▸ Task objective:
Going through the entries, how many lines include the string "hard"? Answer only with the number.

▸ Extracted data:
......

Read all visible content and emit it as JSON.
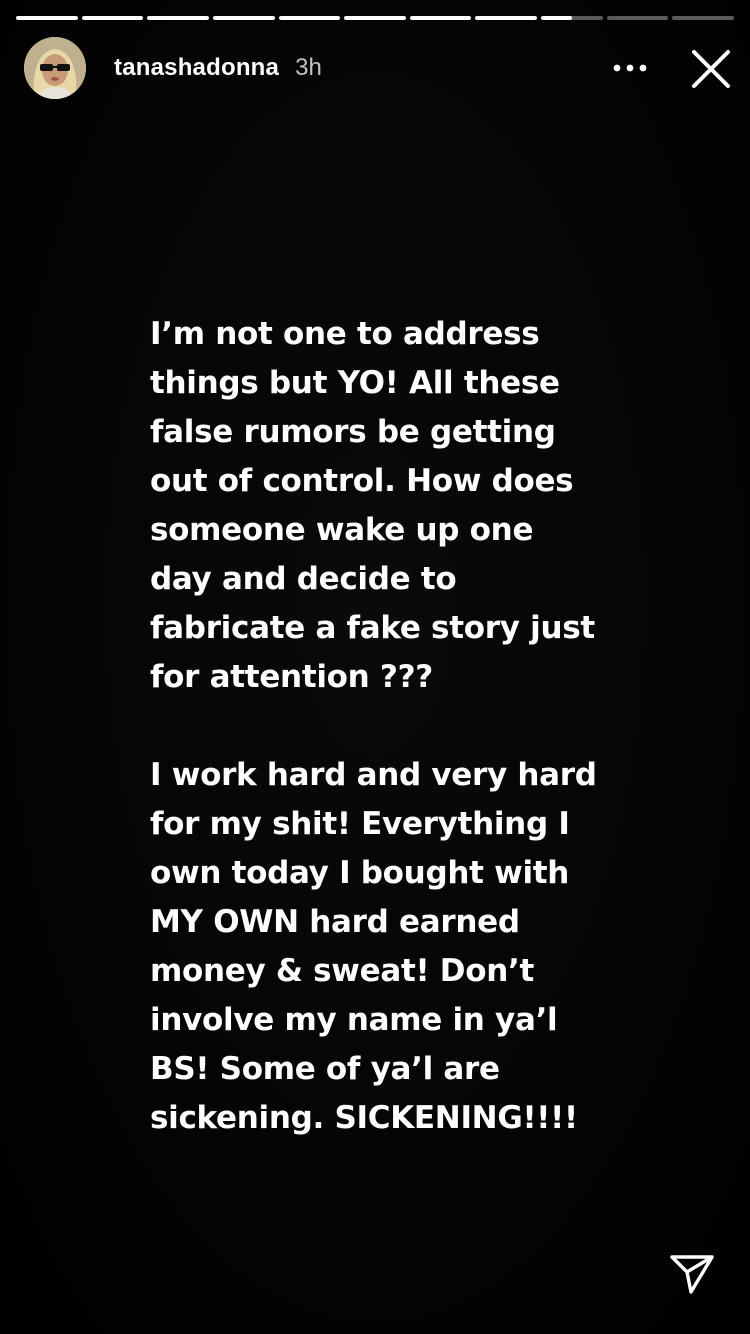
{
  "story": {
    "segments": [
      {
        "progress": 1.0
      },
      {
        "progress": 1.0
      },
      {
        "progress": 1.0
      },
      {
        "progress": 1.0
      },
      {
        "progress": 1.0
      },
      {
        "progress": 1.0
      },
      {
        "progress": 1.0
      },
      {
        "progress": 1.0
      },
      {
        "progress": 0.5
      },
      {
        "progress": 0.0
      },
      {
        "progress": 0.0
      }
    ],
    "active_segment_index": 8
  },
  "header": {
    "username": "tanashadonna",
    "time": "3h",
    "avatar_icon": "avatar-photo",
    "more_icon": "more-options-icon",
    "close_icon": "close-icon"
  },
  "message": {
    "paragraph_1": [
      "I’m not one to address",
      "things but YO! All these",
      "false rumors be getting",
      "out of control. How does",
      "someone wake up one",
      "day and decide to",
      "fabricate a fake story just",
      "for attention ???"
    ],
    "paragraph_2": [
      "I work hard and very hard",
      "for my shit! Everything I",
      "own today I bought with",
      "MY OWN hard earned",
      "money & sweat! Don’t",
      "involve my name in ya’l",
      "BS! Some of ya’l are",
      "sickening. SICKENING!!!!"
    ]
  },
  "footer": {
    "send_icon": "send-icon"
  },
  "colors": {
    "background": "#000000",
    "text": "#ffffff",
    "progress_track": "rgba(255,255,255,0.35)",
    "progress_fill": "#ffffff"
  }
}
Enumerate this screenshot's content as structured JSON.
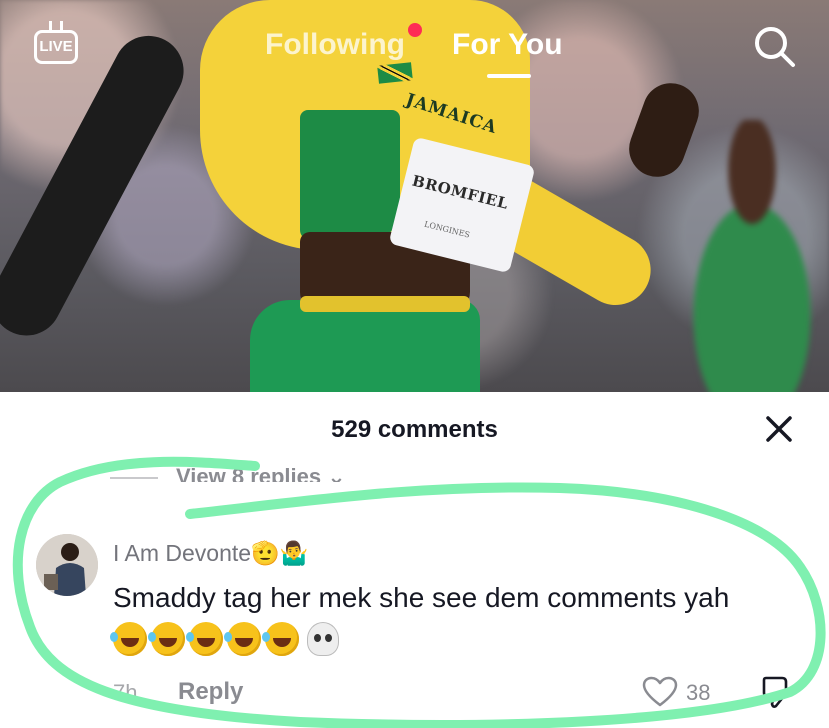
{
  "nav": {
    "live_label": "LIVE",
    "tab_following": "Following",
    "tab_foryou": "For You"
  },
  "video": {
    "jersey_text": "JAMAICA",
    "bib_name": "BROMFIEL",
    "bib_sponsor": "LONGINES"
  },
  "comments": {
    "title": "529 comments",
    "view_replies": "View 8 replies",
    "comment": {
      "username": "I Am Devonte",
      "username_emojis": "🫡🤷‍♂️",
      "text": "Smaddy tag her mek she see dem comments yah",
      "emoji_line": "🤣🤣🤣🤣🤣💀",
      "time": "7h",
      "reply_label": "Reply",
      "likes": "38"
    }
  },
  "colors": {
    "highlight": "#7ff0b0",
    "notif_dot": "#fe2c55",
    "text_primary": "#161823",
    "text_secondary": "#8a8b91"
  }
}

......

▸ Result below:
2